The Ministry of Health celebrated the annual World Tuberculosis Day at the impoverished Old Naledi location on Thursday with the government calling for concerted efforts to eradicate the communicable deadly disease, which threatens to engulf the country.
Hardly recognized as part of Gaborone city because it predominantly features eye-sore of shacks and slums, prompting the name Ditakana ÔÇô a demeaning local name for debilitated and poor houses- Old Naledi is a melting pot for the unemployed and the poor.
It is an overcrowded location with a myriad of communicable diseases, particularly tuberculosis running riot in the area and spurring the health officials to launch, for the first time in Old Naledi, the World TB Day under the theme Innovation, coupled with the slogan On The Move against Tuberculosis.

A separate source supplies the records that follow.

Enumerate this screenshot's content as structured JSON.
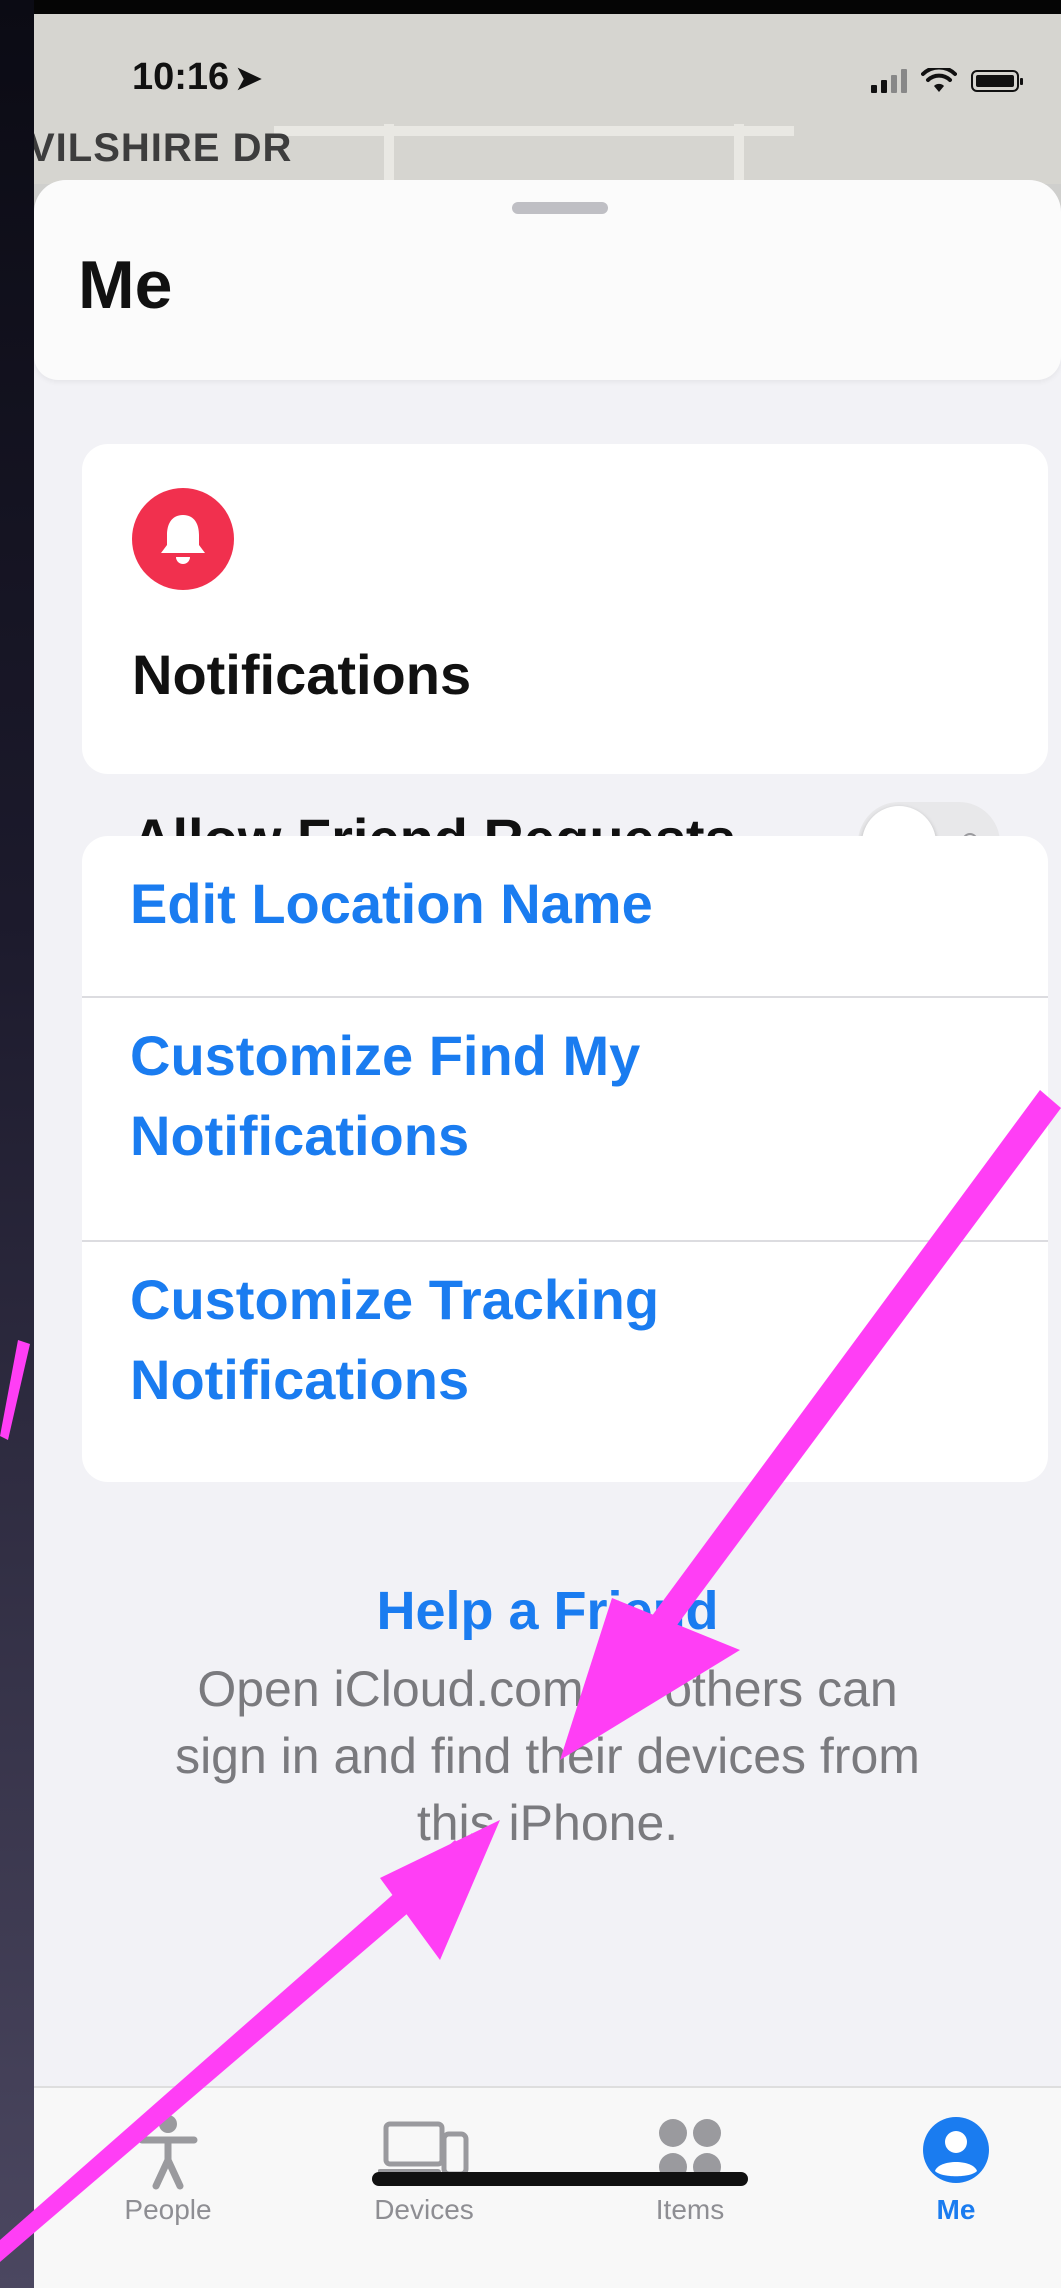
{
  "status_bar": {
    "time": "10:16"
  },
  "map": {
    "street_label": "VILSHIRE DR"
  },
  "sheet": {
    "title": "Me"
  },
  "notifications": {
    "heading": "Notifications",
    "allow_friend_requests_label": "Allow Friend Requests",
    "allow_friend_requests_on": false
  },
  "links": {
    "edit_location_name": "Edit Location Name",
    "customize_find_my_line1": "Customize Find My",
    "customize_find_my_line2": "Notifications",
    "customize_tracking_line1": "Customize Tracking",
    "customize_tracking_line2": "Notifications"
  },
  "help": {
    "title": "Help a Friend",
    "description": "Open iCloud.com so others can sign in and find their devices from this iPhone."
  },
  "tabbar": {
    "people": "People",
    "devices": "Devices",
    "items": "Items",
    "me": "Me"
  },
  "colors": {
    "accent": "#1a7cf0",
    "bell": "#f1304e",
    "annotation_arrow": "#ff3ef5"
  }
}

Speaking at the occasion, characterized by TB related drama, poems and stalls preaching means to combat the deadly disease, Old Naledi big-wigs, including officials from the tribal authorities and area councilors, doubted the strategies employed by the government ,saying that the ministry must beef up staff to render services to a populous location prone to contagious and communicable diseases, including tuberculosis.
As it stands, only a single doctor is designated to give services and the problem is exacerbated by the government’s reluctance to offer 24-hour clinic services, prompting patients to walk long distance during the night to obtain services from other operational clinics.

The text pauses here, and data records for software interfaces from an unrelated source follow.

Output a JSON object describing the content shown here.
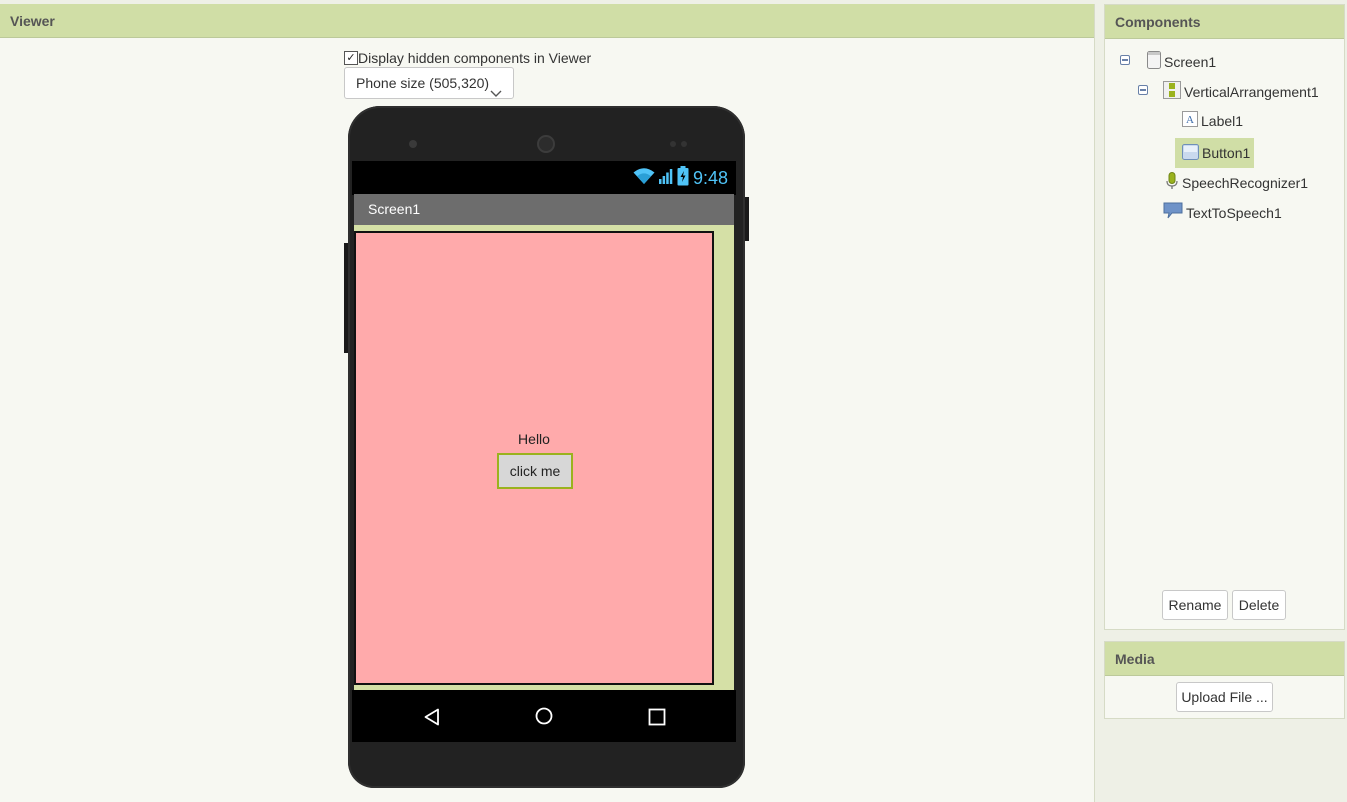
{
  "viewer": {
    "title": "Viewer",
    "display_hidden_label": "Display hidden components in Viewer",
    "display_hidden_checked": true,
    "phone_size": "Phone size (505,320)"
  },
  "phone": {
    "clock": "9:48",
    "screen_title": "Screen1",
    "label_text": "Hello",
    "button_text": "click me",
    "colors": {
      "arrangement_bg": "#ffaaab",
      "screen_bg": "#d5e0a6",
      "title_bar": "#6d6d6d",
      "clock": "#4fc3f7"
    }
  },
  "components": {
    "title": "Components",
    "tree": [
      {
        "label": "Screen1",
        "icon": "screen-icon",
        "expanded": true
      },
      {
        "label": "VerticalArrangement1",
        "icon": "vertical-arrangement-icon",
        "expanded": true
      },
      {
        "label": "Label1",
        "icon": "label-icon"
      },
      {
        "label": "Button1",
        "icon": "button-icon",
        "selected": true
      },
      {
        "label": "SpeechRecognizer1",
        "icon": "microphone-icon"
      },
      {
        "label": "TextToSpeech1",
        "icon": "speech-bubble-icon"
      }
    ],
    "rename_label": "Rename",
    "delete_label": "Delete"
  },
  "media": {
    "title": "Media",
    "upload_label": "Upload File ..."
  },
  "colors": {
    "header": "#d0dea6",
    "panel": "#f7f8f2",
    "selected": "#d0dea6"
  }
}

“I therefore urge you as our respectable leaders to ponder over this situation to at least add one more doctor, pharmacists and open up the clinic to a 24-hour service,” Kgosi Charles Koitsiwe pleaded, adding that such a transition could be a major boost to the understaffed Kagiso Clinic.
Chipped in Old Naledi central councilor Oabile Mafunga: “I am happy that our Kgosi broke his silence today about the hardships we endure in this area. This is a grey area that our leadership should take prompt actions against before it gets out of hand. We can not take it much longer as we visit the clinic only to come home empty handed without medications as the pharmacists are said to be off duty or, worse still, pills are unavailable.”

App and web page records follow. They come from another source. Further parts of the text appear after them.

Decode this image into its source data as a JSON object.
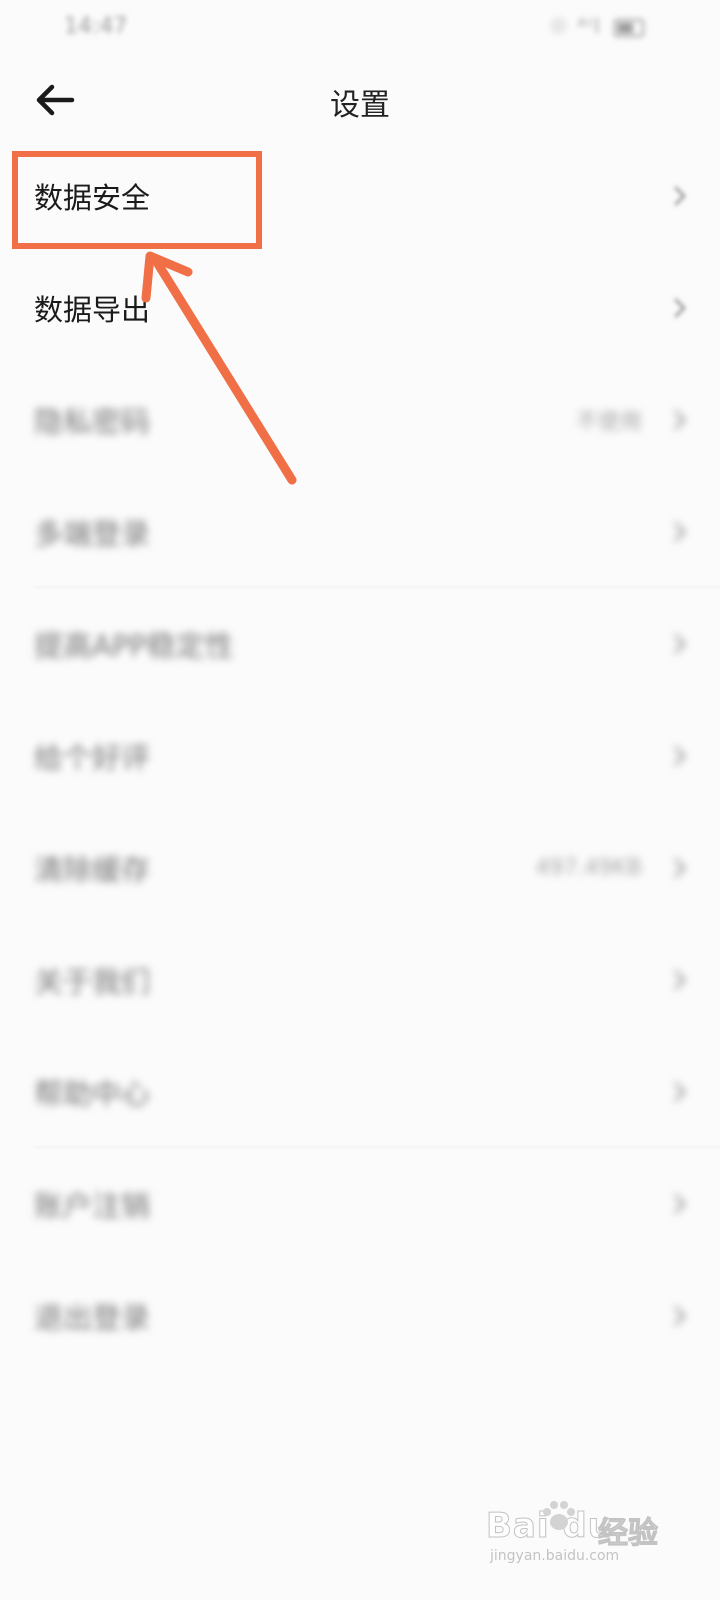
{
  "status_bar": {
    "time": "14:47",
    "icons": "☉ ᴬᴵl"
  },
  "nav": {
    "title": "设置"
  },
  "settings": [
    {
      "label": "数据安全",
      "value": "",
      "clear": true
    },
    {
      "label": "数据导出",
      "value": "",
      "clear": true
    },
    {
      "label": "隐私密码",
      "value": "不使用",
      "clear": false
    },
    {
      "label": "多端登录",
      "value": "",
      "clear": false
    },
    {
      "label": "提高APP稳定性",
      "value": "",
      "clear": false
    },
    {
      "label": "给个好评",
      "value": "",
      "clear": false
    },
    {
      "label": "清除缓存",
      "value": "497.49KB",
      "clear": false
    },
    {
      "label": "关于我们",
      "value": "",
      "clear": false
    },
    {
      "label": "帮助中心",
      "value": "",
      "clear": false
    },
    {
      "label": "账户注销",
      "value": "",
      "clear": false
    },
    {
      "label": "退出登录",
      "value": "",
      "clear": false
    }
  ],
  "battery_level": 0.7,
  "watermark": {
    "brand": "Bai du",
    "cn": "经验",
    "url": "jingyan.baidu.com"
  },
  "colors": {
    "annotation": "#f06f47",
    "background": "#fbfbfb"
  }
}
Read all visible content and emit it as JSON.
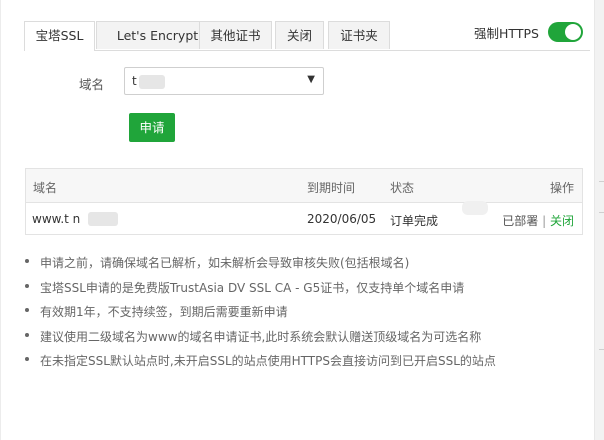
{
  "tabs": [
    {
      "label": "宝塔SSL",
      "active": true
    },
    {
      "label": "Let's Encrypt",
      "active": false
    },
    {
      "label": "其他证书",
      "active": false
    },
    {
      "label": "关闭",
      "active": false
    },
    {
      "label": "证书夹",
      "active": false
    }
  ],
  "https_toggle": {
    "label": "强制HTTPS",
    "on": true,
    "color": "#20a53a"
  },
  "form": {
    "domain_label": "域名",
    "domain_value": "t        n",
    "apply_label": "申请"
  },
  "table": {
    "headers": [
      "域名",
      "到期时间",
      "状态",
      "操作"
    ],
    "rows": [
      {
        "domain": "www.t         n",
        "expiry": "2020/06/05",
        "status": "订单完成",
        "deployed": "已部署",
        "separator": "|",
        "close": "关闭"
      }
    ]
  },
  "notes": [
    "申请之前，请确保域名已解析，如未解析会导致审核失败(包括根域名)",
    "宝塔SSL申请的是免费版TrustAsia DV SSL CA - G5证书，仅支持单个域名申请",
    "有效期1年，不支持续签，到期后需要重新申请",
    "建议使用二级域名为www的域名申请证书,此时系统会默认赠送顶级域名为可选名称",
    "在未指定SSL默认站点时,未开启SSL的站点使用HTTPS会直接访问到已开启SSL的站点"
  ],
  "colors": {
    "accent": "#20a53a"
  }
}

Despite these setbacks, the area leaders welcomed the launch as an eye opener for the residents, who would from the lessons learnt at the occasion, treat the disease with extreme care and vigilance.
“Ladies and gentlemen, TB is still a major public health problem in Botswana and the African region at large. The 2010 WHO Global TB control report indicates that the African region, accounting for just 12 percent population, recorded a whopping 23 percent of notified TB cases worldwide,” revealed Dr Eugene Nyarko, the World Health Organisation representative to Botswana, adding “most of the high burden is linked to the emergence of new challenges such as TB/HIV co-infection and multi-drug resistant TB.”
For his part, the guest speaker, Minister Of Presidential Affairs and Public Administration, Mokgweetsi Masisi, said efforts are underway to ensure availability of quality assured drugs; he decried the disturbing phenomenon that some patients continue to refuse to take their medication and thus pose a threat to the communities they live in.
“Tuberculosis elimination can never be possible without involvement of the affected and infected. As government, our move towards elimination means more and more of community involvement,” Masisi emphasized.
Although Botswana government is fighting to combat the disease reports of multi-drug resistant TB and extensive drug resistant TB are a cause of concern.